People gather near Congress in Guatemala City, Friday, May 8, 2015, after learning that Guatemala's Vice President Roxana Baldetti resigned amid a customs corruption scandal that has implicated her former private secretary. President Otto Perez Molina announced on Friday that Baldetti will leave office.

GUATEMALA CITY — Guatemala's vice president resigned Friday amid a customs corruption scandal that implicated her former private secretary and opened her up to an investigation, President Otto Perez Molina announced.

With a sober expression on his face, Perez Molina said Roxana Baldetti had abandoned her offices in the presidential palace and he was informing congress. He called the decision "brave" and thanked her for her service.

"Her resignation is due to a personal decision with the only interest being to leave her office voluntarily, to submit herself to and cooperate with whatever investigations may be necessary and above all within the due process," Perez Molina said.

Baldetti is the first Guatemalan vice president to step down due to a corruption case, although prosecutors have not implicated her in the scandal and she denies involvement.

Earlier in the day, she lost an appeal with the Constitutional Court seeking to overturn a ruling that gave congress a green light to begin an investigation into whether to strip her of the prosecutorial immunity that comes with office.

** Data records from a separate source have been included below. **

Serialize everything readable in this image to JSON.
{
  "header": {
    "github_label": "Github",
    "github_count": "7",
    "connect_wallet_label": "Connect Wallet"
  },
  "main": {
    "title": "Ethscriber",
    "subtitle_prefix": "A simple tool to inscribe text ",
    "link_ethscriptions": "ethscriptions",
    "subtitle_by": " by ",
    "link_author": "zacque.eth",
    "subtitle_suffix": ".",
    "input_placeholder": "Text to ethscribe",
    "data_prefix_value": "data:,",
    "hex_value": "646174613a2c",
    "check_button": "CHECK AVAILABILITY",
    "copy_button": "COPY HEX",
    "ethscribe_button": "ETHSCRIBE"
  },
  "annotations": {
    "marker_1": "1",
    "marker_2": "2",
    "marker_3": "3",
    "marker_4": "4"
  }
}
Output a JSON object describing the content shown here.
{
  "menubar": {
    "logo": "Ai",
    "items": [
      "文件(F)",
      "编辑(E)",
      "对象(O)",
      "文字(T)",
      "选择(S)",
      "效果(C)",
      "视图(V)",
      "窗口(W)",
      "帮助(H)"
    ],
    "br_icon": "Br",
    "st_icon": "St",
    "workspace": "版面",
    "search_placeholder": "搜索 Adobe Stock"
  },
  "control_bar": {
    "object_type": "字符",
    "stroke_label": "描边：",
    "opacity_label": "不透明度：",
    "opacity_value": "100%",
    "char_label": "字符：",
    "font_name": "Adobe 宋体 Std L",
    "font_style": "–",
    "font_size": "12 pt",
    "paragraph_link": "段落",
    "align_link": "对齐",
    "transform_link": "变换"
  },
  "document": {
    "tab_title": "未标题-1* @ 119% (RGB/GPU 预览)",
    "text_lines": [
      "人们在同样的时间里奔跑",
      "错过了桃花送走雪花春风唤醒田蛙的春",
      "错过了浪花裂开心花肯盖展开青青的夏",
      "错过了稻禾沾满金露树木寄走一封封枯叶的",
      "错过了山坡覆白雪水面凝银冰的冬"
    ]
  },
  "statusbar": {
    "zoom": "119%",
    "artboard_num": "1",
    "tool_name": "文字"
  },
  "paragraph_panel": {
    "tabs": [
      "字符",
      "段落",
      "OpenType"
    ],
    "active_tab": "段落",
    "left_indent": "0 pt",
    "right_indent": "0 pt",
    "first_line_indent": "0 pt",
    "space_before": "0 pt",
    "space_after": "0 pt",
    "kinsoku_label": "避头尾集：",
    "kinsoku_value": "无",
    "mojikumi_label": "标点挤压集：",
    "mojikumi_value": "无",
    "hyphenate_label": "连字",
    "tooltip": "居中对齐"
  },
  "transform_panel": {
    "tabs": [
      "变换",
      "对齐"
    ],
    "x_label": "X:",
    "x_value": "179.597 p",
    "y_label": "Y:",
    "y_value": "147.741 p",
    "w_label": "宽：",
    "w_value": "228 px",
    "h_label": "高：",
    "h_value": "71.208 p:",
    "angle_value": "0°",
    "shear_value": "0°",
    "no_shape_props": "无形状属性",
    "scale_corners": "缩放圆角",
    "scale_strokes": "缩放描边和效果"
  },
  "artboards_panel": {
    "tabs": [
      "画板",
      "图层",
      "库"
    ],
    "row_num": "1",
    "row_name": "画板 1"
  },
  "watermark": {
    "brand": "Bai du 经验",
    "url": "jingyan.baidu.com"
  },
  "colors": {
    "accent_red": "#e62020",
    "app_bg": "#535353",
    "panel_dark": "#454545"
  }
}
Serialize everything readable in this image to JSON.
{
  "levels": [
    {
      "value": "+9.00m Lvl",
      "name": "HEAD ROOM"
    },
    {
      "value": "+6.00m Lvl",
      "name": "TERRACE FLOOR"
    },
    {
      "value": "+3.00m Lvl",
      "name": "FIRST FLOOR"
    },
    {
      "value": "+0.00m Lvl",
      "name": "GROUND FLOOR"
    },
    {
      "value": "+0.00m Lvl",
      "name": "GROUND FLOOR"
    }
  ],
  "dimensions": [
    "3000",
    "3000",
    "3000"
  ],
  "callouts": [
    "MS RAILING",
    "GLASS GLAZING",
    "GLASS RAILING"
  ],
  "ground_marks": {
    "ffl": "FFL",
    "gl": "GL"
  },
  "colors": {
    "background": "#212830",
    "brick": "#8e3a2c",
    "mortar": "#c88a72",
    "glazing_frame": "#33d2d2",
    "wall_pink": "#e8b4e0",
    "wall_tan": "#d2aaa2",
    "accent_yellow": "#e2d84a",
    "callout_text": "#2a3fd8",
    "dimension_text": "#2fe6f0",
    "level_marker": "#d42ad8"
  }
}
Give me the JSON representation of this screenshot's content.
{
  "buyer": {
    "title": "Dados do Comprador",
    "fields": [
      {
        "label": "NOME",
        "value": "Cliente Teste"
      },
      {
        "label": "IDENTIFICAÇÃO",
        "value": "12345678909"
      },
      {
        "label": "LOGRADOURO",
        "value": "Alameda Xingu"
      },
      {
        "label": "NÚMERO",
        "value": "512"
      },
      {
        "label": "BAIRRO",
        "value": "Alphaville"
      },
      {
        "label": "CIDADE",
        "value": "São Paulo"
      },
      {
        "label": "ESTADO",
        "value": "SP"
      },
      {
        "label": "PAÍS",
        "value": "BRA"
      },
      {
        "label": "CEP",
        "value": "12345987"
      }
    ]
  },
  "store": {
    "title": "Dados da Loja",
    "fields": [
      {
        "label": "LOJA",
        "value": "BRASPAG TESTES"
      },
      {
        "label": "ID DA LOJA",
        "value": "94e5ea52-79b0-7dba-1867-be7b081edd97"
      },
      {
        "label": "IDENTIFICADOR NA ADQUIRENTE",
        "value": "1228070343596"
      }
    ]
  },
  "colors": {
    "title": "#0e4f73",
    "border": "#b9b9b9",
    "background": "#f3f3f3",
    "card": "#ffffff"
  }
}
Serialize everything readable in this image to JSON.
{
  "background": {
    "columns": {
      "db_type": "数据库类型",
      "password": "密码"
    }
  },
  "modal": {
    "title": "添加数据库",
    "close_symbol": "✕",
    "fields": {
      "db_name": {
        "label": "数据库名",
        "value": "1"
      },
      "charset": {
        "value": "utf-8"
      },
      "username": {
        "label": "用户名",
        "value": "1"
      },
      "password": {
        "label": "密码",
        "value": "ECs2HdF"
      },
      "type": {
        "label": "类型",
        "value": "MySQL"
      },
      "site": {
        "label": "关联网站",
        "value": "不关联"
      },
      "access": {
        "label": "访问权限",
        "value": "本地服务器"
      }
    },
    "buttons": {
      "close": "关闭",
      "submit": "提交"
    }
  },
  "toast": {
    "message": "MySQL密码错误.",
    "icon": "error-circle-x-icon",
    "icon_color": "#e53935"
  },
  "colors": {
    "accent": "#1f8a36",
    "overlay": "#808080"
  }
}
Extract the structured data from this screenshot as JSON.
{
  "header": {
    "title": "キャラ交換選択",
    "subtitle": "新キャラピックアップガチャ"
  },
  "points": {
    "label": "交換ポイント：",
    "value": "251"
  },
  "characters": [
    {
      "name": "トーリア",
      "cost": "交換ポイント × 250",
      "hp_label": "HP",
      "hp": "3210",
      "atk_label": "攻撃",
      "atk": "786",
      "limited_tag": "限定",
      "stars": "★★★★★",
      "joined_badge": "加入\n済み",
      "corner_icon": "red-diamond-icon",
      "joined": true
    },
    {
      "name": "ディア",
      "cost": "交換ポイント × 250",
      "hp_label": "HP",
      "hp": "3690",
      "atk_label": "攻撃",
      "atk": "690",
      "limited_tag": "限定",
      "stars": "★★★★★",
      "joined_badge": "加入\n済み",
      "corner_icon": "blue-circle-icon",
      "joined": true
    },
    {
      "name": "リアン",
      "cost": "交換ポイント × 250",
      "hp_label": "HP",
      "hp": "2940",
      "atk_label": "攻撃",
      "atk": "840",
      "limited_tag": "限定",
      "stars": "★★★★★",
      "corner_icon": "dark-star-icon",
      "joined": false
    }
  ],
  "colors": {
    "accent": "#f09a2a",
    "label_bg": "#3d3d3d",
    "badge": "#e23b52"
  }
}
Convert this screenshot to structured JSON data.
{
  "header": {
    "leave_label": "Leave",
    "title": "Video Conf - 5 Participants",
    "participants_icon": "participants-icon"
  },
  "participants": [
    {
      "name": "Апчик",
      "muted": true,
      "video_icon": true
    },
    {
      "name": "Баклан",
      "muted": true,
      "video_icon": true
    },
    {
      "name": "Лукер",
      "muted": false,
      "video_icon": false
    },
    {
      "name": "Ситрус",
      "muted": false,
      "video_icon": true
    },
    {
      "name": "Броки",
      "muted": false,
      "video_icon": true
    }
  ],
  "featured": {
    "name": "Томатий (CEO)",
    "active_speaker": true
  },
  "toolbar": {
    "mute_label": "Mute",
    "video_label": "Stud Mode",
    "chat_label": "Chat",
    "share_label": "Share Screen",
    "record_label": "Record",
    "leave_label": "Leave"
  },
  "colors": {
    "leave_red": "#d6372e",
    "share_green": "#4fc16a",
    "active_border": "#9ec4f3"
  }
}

Recent days had seen rising calls for Baldetti's resignation by protesters and even influential business leaders.

After the announcement, hundreds of people celebrated in the streets of the capital with cheers, applause, firecrackers and honking car horns.

"Roxana's resignation is a victory for the people!" jubilant protesters chanted in central Constitution Square.

Perez Molina said he would send three names to congress for a new vice president to be picked from that shortlist.

Baldetti's onetime aide, Juan Carlos Monzon Rojas, is alleged to have been the ringleader of a customs scheme in which officials defrauded the state of millions of dollars by taking bribes to lower customs duties. Monzon's last known whereabouts were overseas, and he is currently being sought by authorities.

At least 50 private citizens and public servants, including Guatemala's current and former tax chiefs, are suspects in the customs scandal. Prosecutors said 27 are in custody.

Earlier Friday, authorities arrested five lawyers who allegedly bribed a judge to free suspects jailed in connection with the case.

Prosecutors and a U.N. investigative commission said the attorneys paid Judge Marta Sierra Stalling to release the three suspects on bail.

Authorities revoked bail and were seeking to lift Sierra Stalling's judicial immunity in order to launch an investigation.